Windows are single or paired lancets, including three in both the west and south walls of the nave, four in the north wall, and two in the south wall of the chancel. The east window consists of three trefoiled lights under a two-centred arch with a hoodmoulding that has plain stops.

Interior

General. One step up into porch which has a tiled floor, a roof of scissor struts, a tall two-centred arched doorway, and walls faced in yellow sandstone.

Nave is one step up from porch. It is completely carpetted while the chancel and sanctuary, one and two steps up respectively, have encaustic tiles. Walls plastered and whitewashed, except for the bare west wall of the nave. Roofs have close-set scissor trusses. There is a large chancel arch supported on round pillars. The whole structure is open, airy and totally Victorian, with 20thC brasses on the north wall of the nave.

Churchyard

The present churchyard is small and irregular in shape, but the slightly rounded perimeter in the north-east sector is the remnant of an even smaller but probably sub-circular enclosure, the low scarp of which is still apparent on the west and south sides. The River Wye flows less than 150m to the east and the church and its accompanying settlement lie on the valley floor.

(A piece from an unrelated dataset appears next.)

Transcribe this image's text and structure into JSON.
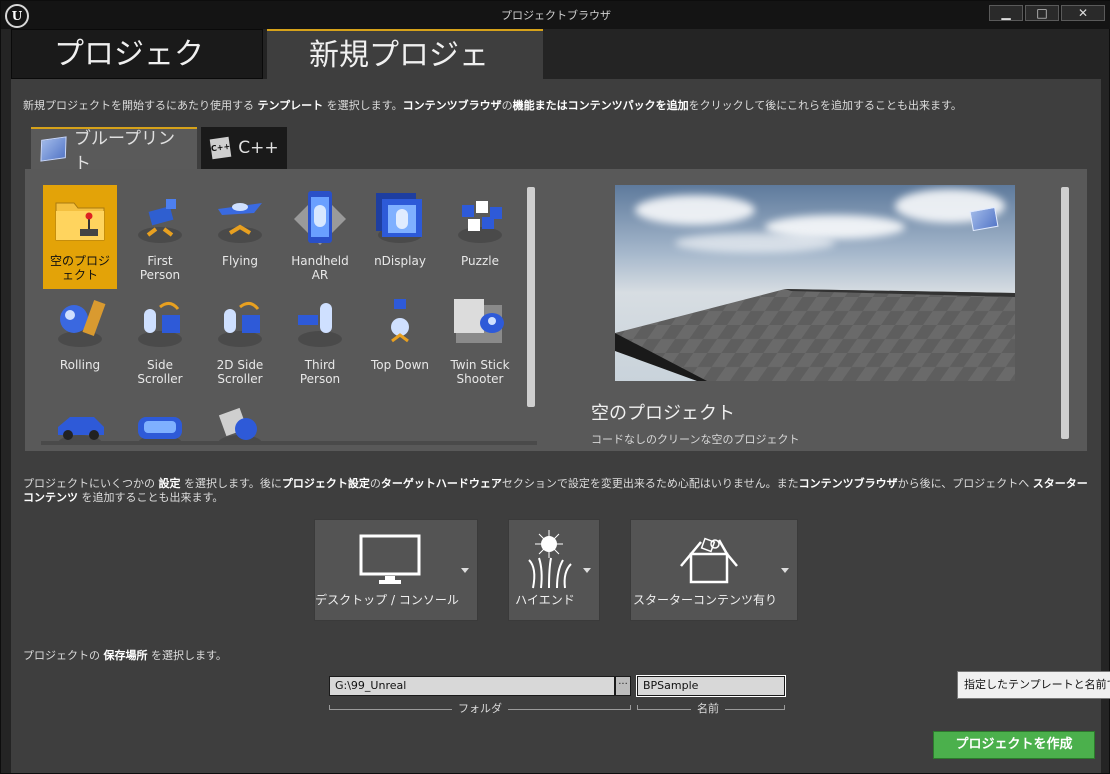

Generally, the churchyard is level and is raised above the surrounding ground by up to one metre. It is well-kept and still used for burial.

Boundary: the perimeter of the extensions on the south and west are distinguished by a rough unmortared wall and iron railings respectively. On the east there is a retaining wall and some internal embanking, and this continues on the north until the external road gives way to a garden plot.

Monuments: these are spread throughout most of the churchyard, the densest groupings being on the north side of the church. Modern burials lie to the south-west, while there are a few 18thC gravestones to the south of the church, the earliest being from 1769. Three early 19thC memorials are propped up against the boundary wall near the gate.

Furniture: a large block of stone, sometimes classed as a standing stone is set by the south porch. Just outside the vestry door on the north side of the church is a bell beneath a canopy: it carries the date 1878 and was cast by J.Taylor and Co.

Earthworks: a low scarp bank little more than 0.3m high runs across the west side of the yard and curves back along the south side just within the railings.

Ancillary features: a single ornamental iron gate is the main entrance in the south-east corner, and there are adjacent projecting steps over the wall. A tarmac path leads to the porch.

Vegetation: two mature yews grow on what is presumed to be the old boundary to the west of the church.

Sources consulted

Church notes. n.d.
CPAT Field Visit: 27 February 1996
Faculty 1875: NLW/SD/F/440
Haslam 1979, 355
NMR Aberystwyth
Click here to view full project bibliography

Please note that many rural churches are closed to the public at certain times. It is advisable to check when the church will be open before visiting. Information about access, or how to contact parish clergy, can often be obtained from the relevant Diocesan Office which can be found through the Church in Wales website. Further information about Llanwrthwl Church may also be found on the Swansea and Brecon Diocese website.


The CPAT Brecknockshire Churches Survey Project was funded by Cadw as part of an all Wales survey of medieval parish churches.

This HTML page has been generated from the Cadw Churches Survey database & CPAT's Regional Historic Environment Record - 17/07/2007 ( 22:01:01 ).
Further information about this and other churches surveyed is available from the Regional Historic Environment Record, Clwyd Powys Archaeological Trust, Curatorial Section, 7a Church Street, Welshpool, Powys, SY21 7DL tel - (01938) 553670, fax - (01938) 552179, email - chrismartin@cpat.org.uk, website - www.cpat.org.uk.

Privacy and cookies